» **Exercise description**
In the entries below, find the lines that include "will" and give their number as the whole reply.

*** Given records Section Begins ***

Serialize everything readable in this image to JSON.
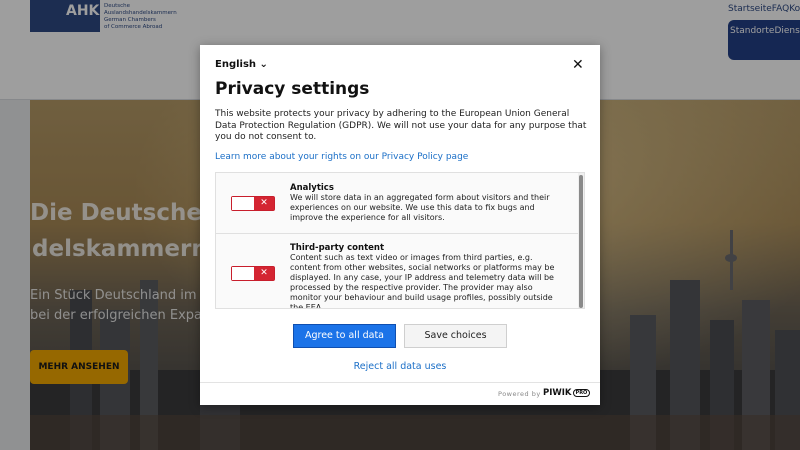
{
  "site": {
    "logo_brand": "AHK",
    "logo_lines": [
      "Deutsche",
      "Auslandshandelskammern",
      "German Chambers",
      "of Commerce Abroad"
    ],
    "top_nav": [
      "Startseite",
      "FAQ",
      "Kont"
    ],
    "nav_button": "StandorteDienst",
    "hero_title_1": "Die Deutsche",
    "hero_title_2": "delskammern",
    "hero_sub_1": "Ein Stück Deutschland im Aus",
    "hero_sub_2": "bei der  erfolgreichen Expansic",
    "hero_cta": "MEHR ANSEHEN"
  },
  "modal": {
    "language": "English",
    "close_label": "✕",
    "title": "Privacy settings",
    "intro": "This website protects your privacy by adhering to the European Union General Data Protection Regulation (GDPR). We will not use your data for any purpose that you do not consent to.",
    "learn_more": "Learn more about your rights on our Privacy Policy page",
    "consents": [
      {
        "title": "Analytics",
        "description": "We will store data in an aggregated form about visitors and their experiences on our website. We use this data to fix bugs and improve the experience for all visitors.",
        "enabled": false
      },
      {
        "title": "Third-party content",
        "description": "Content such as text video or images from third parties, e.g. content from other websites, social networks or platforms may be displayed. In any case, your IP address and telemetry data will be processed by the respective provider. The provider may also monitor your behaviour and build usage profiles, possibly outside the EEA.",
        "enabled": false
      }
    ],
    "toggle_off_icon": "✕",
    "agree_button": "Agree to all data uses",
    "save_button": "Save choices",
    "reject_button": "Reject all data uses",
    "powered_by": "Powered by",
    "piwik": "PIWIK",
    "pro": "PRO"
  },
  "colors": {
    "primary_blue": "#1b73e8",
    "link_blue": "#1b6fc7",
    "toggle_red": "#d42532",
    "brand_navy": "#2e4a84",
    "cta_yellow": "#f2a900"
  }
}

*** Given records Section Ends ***
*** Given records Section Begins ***

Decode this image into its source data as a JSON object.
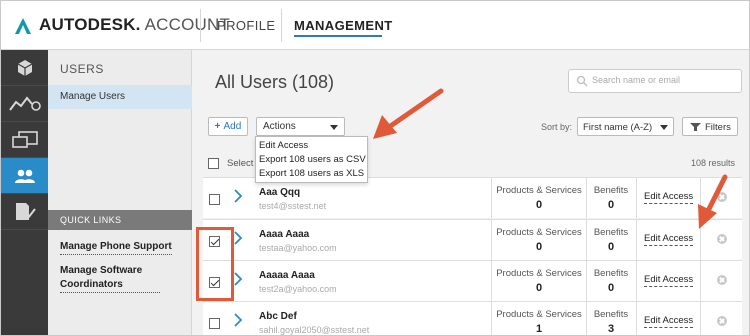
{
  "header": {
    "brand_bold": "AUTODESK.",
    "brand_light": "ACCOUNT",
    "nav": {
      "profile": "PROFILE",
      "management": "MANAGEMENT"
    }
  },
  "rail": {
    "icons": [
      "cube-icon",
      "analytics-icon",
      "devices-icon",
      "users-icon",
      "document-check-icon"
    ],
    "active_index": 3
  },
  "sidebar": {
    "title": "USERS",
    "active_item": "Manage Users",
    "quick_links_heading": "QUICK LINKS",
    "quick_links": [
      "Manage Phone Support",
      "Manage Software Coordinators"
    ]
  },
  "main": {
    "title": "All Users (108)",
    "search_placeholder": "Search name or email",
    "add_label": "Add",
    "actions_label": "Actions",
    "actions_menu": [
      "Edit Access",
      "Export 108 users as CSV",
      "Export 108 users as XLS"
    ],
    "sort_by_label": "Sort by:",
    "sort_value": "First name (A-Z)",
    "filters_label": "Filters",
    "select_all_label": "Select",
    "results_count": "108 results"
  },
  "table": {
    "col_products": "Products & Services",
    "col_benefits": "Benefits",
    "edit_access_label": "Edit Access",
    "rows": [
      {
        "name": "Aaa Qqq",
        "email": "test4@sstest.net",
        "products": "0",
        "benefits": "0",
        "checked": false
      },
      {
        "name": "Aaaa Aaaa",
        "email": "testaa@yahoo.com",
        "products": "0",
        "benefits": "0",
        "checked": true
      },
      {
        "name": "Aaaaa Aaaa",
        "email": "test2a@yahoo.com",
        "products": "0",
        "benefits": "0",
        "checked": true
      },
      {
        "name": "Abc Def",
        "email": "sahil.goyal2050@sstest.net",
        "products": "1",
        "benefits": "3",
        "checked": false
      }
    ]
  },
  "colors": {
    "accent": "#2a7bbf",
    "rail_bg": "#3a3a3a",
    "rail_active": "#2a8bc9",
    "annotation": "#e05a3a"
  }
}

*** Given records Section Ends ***

» **Solution to this task**
3